Fires burn in grates and the smell of woodsmoke fills the air. Dogs are allowed everywhere and no-one cares if your boots are muddy. 

My favourite building was Whittaker's Cottages, a pair of Victorian homes for agricultural labourers. Unprepossessing from the outside, the interior was rich in detail and life. The volunteer showed the children how to beat carpets to clean them, and outside were buckets of water, collected from the standpipe at the front of the house. This was an eye opener for us - how much water we use on average a day (literally hundreds of litres in modern households) compared to what would be collected, carried and used "in the olden days". 

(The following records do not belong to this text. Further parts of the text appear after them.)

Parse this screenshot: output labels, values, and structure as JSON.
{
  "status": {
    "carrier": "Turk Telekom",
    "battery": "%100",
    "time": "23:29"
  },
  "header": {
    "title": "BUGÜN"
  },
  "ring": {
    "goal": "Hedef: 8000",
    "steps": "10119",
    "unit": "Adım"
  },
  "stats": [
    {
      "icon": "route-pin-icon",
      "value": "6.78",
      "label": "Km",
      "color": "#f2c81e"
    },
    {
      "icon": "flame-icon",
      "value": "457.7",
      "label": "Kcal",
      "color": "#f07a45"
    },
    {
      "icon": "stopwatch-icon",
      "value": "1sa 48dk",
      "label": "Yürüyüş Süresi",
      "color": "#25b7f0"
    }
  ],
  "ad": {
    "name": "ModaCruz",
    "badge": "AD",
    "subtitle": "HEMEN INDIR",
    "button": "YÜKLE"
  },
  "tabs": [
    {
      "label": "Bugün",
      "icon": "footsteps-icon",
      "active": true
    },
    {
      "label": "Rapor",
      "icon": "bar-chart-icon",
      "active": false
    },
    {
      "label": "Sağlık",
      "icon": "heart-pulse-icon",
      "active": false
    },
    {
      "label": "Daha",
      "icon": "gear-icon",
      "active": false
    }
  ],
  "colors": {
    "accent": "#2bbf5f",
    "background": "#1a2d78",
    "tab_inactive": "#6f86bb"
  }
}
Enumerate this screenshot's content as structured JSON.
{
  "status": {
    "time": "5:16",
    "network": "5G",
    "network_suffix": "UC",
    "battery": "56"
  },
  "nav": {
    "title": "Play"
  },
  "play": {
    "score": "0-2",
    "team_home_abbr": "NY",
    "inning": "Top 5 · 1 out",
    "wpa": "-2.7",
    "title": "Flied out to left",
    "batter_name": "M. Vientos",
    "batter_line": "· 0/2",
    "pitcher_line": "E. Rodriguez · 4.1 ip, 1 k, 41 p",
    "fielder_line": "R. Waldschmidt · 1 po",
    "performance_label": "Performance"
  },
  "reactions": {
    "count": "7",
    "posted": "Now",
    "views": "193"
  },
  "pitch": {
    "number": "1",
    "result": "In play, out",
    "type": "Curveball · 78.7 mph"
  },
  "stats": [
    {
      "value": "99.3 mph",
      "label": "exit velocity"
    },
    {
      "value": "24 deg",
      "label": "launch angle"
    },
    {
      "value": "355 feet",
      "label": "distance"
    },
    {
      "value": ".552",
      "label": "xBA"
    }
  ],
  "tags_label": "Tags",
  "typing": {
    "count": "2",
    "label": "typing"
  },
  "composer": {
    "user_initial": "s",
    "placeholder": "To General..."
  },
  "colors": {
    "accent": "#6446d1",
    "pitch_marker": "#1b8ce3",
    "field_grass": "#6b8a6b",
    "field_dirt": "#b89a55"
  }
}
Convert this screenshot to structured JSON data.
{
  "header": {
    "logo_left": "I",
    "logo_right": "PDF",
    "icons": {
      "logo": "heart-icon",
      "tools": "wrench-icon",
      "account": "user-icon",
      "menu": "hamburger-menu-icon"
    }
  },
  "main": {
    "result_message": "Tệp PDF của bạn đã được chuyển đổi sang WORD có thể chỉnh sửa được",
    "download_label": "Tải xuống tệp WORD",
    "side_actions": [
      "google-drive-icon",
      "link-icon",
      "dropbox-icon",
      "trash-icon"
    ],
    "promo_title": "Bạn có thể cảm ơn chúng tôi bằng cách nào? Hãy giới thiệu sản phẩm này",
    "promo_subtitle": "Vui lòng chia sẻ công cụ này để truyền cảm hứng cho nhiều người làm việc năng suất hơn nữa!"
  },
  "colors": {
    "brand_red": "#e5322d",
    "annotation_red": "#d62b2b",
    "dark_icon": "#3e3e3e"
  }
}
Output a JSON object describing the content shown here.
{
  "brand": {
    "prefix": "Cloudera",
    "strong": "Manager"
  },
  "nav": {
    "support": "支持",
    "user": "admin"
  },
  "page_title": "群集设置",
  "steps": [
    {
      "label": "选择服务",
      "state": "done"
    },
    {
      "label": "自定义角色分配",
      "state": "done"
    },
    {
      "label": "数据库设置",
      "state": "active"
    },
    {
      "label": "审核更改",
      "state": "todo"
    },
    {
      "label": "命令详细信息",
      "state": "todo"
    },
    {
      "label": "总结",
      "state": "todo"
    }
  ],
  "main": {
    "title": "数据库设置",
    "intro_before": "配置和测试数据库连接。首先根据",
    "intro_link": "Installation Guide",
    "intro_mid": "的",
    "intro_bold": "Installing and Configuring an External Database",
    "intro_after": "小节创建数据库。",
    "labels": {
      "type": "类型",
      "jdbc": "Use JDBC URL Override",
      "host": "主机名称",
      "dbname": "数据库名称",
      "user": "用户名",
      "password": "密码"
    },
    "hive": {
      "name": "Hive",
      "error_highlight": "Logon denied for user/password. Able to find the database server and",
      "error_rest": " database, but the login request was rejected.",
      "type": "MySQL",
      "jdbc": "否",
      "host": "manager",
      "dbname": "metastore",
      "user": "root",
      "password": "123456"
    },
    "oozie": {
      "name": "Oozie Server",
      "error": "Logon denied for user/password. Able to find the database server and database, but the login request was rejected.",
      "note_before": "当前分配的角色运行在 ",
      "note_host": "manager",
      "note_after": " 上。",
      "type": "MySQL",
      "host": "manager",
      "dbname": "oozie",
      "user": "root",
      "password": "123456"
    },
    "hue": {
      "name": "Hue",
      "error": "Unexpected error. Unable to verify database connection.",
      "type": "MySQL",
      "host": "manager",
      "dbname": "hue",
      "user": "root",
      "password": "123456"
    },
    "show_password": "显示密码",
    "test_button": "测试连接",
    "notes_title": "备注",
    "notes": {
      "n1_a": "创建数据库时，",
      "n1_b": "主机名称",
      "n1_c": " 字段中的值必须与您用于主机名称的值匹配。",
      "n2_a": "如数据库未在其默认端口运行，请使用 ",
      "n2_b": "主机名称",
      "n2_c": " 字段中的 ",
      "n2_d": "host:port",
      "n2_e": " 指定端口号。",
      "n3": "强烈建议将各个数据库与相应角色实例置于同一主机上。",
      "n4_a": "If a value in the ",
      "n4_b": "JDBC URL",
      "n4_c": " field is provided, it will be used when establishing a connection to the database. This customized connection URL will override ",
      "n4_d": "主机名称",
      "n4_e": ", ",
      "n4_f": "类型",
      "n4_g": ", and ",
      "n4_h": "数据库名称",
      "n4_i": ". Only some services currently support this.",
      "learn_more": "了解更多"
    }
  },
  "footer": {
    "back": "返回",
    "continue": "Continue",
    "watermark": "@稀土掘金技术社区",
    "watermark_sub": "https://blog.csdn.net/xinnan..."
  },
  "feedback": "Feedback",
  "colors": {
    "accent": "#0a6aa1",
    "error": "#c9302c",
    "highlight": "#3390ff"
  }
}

The warmth of the small kitchen was very welcome. I was getting quite chilled with walking around and going from one cool, damp house to another and it was a good lesson in how cold  - and how poorly insulated  - houses must have been then.

Upstairs, the clothes air in the sun over the end of the bed, and the hot water bottle takes the chill off the bedding. The children were fasincated by the old fashioned moses basket and cot, by the children's beds and most particularly the lack of toys and books. And of course there was no bathroom. 

And then there are the volunteers, those interesting and knowledgeable people who are passionate about history and don't mind dressing up in Medieval costume or as a Victorian blacksmith, or patiently showing a six year old boy how an arched bridge is built. Always friendly and happy to chat and show you what they are doing or making, they make the place what it is.

It makes it all the more real for a child (and adult!) if you can actually taste the bread and pottage soup made in the Tudor kitchen, or grind the wheat into flour in the mill. It was a good day out for all the kids there - largely because they can run everywhere in the fresh air and there is so much open space - but Angus especially was fascinated by the history. How the houses were built, who lived there, what they did, what they ate, where they slept - so many questions and all answered, and they don't even realise they learnt something because they are having so much fun. 

But I think my favourite part of the day was watching the sheep and lambs, particularly this pair below.

Nice memories to take with me into the new school term.